Cases of coccidioidomycosis, a dangerous infection also known as Valley fever caused by inhaling fungal spores, have been on the rise for decades. Experts are pointing the finger at climate change for expanding the fungus’ range and exposing more people to the illness.
Rob Purdie was diagnosed with Valley fever in 2012 after a persistent headache that was initially brushed off as a sinus infection by doctors. While Valley fever usually presents primarily in the lungs, Purdie’s infection traveled quickly into his brain, causing meningitis.
The first several anti-fungal pills he was prescribed failed, so he was put on Amphotericin, a powerful anti-fungal medication injected directly into Purdie’s brain through a hole drilled into his skull. According to Purdie, the side effects of the drug are debilitating.
“It’s a drug that’s so bad that they give you other drugs to counteract the side effects,” Purdie said. “When they administered the drug, I could feel it circulating through my body. I could feel it going down my neck, going into my spine and my body tensing up, my stomach clenched up, and I got violently ill. I still get violently ill every time. If you’ve ever thrown up so hard you blacked out, that’s what I mean when I say 'violently ill.'"
At first, Purdie received that treatment twice a week, but now he only has to endure the intense medication every 12 weeks. Like most other Valley fever patients, Purdie will receive treatment for the rest of his life.

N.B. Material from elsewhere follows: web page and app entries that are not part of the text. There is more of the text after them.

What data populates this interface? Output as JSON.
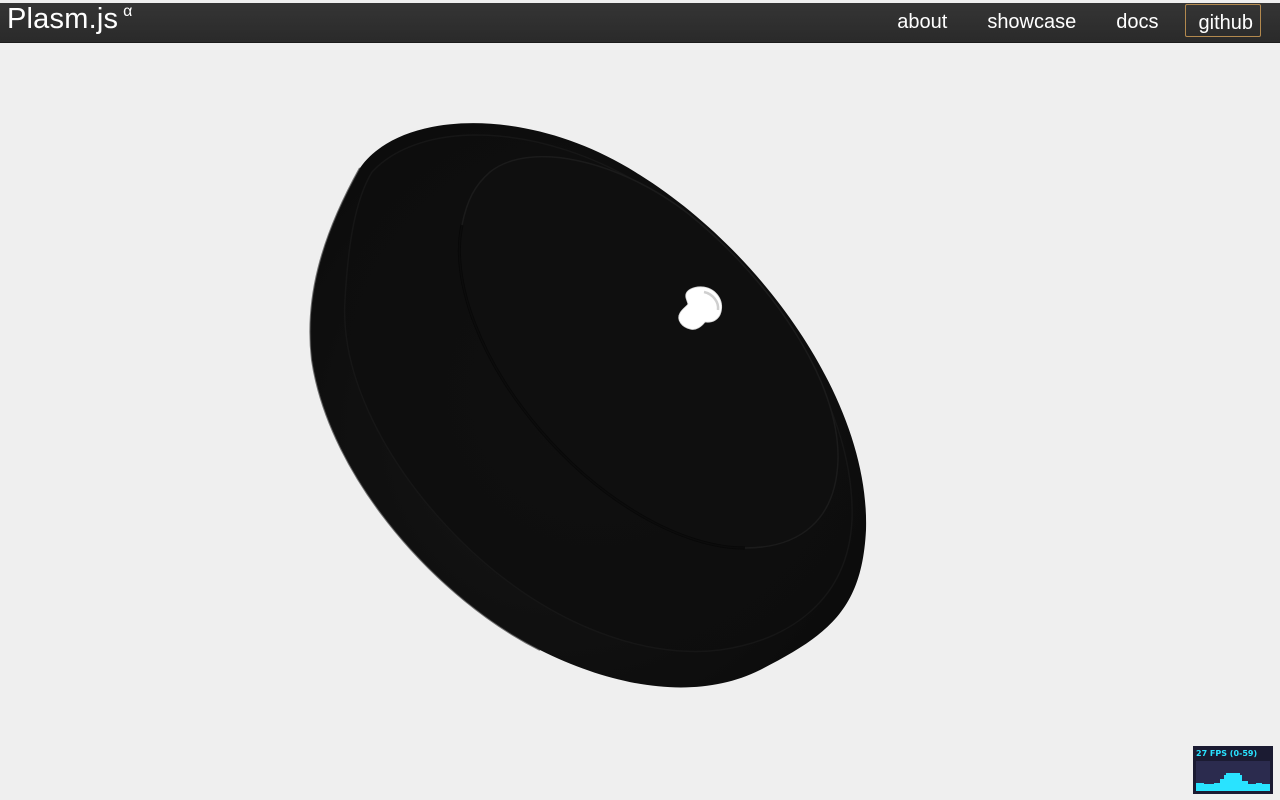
{
  "brand": {
    "name": "Plasm.js",
    "badge": "α"
  },
  "nav": {
    "items": [
      {
        "label": "about"
      },
      {
        "label": "showcase"
      },
      {
        "label": "docs"
      },
      {
        "label": "github"
      }
    ]
  },
  "viewport": {
    "background": "#efefef",
    "model_color": "#111111",
    "shaft_color": "#ffffff"
  },
  "stats": {
    "text": "27 FPS (0-59)",
    "fps": 27,
    "fps_min": 0,
    "fps_max": 59,
    "fg_color": "#29e3ff",
    "bg_color": "#1b1b32"
  },
  "colors": {
    "topbar": "#2f2f2f",
    "github_border": "#b3894e"
  }
}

Dr. Royce Johnson is the medical director of Valley Fever Institute in Bakersfield, where Purdie receives his treatment. In his four decades of work in the area, Johnson said he has seen the number of Valley fever cases skyrocket.
“When I came to Bakersfield many, many years ago, the average number of cases was about 250. In recent years, there are about 2000,” Johnson said. “The incidence of the disease is clearly drastically increased.”
That trend is not unique to Bakersfield. According to CDC data, the number of cases across the country has increased from 2,865 in 2000 to over 20,000 in 2019, with a majority of those cases coming from California and Arizona. The CDC also said those numbers are likely huge under counts with 10,000s of cases being misdiagnosed as other illnesses.
Valley fever cases have historically been almost exclusive to the Southwest because of its hot and dry climate, but as temperatures increase across the country, experts like Morgan E. Gorris expect the endemic regions of the fungal infection to spread. In a study published in 2019, Gorris estimates that by 2,100, the area affected by Valley fever will more than double and the number of people who will become ill will increase by 50%.
According to Johnson, the fungal spores responsible for causing Valley fever can travel more than 70 miles in the air. So, while the infection is often associated with people who spend time outdoors and near the kinds of soil and dirt where the fungus thrives, unsuspecting city dwellers are also at risk. So, Johnson suggests airing on the side of caution and getting tested for Valley fever if you show any telltale signs of the illness.
“If you have a respiratory illness that is not getting better by 10 days to two weeks, you need a chest X-ray and in the appropriate circumstance you need to be tested for Valley fever,” Johnson said.
Valley Fever Institute has partnered with other institutions to better understand the fungal infection. Johnson said that though some folks like Purdie develop life-threatening illnesses, other infected patients barely get ill at all. Experts hope that continued research into the disease will lead to better therapeutics and prognoses for patients.
Purdie is encouraged by all of that research and he now dedicates much of his time as the patient and program development coordinator at Valley Fever Institute to helping others navigate the disease that has changed his life forever.